How to Play Poker

A card game involving betting, poker involves a combination of luck and skill. It requires patience and a steady progression of practice. You can start playing poker by participating in low-stakes cash games or micro-tournaments to learn the rules of the game, develop your skills, and become comfortable with how to play.

When it’s your turn to bet, say “call” or “I call” to make a bet equal to the last player’s raise. Then place your chips or cash in the pot. You can also fold at any time before it’s your turn to bet.

There are many possible poker hands, and each hand has a different value. The higher the value of your hand, the more likely it is to win the pot. High hands include pairs, three of a kind, straights, and flushes. The highest pair wins ties, and the high card breaks ties when nobody has a pair.

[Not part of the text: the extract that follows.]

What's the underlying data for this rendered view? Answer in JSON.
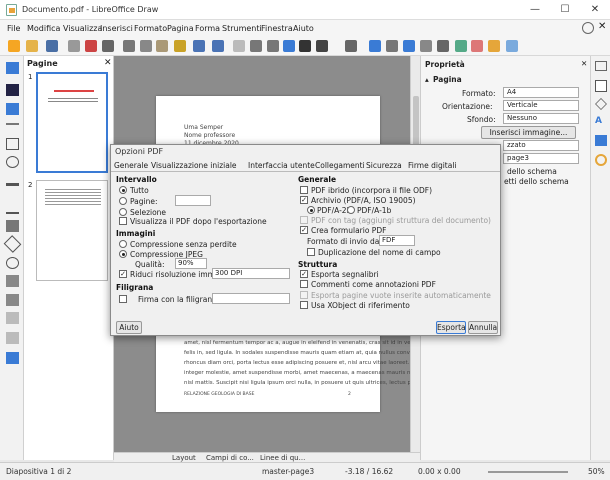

It’s important to keep your emotions in check at the table, especially when you are losing a lot of money. It’s easy to get discouraged and give up on improving your poker skills. Keeping your cool and staying focused will help you avoid bad beats and keep moving up in stakes. The more you study and play poker, the better you’ll become. But don’t forget that the most important source of learning is your own experience playing.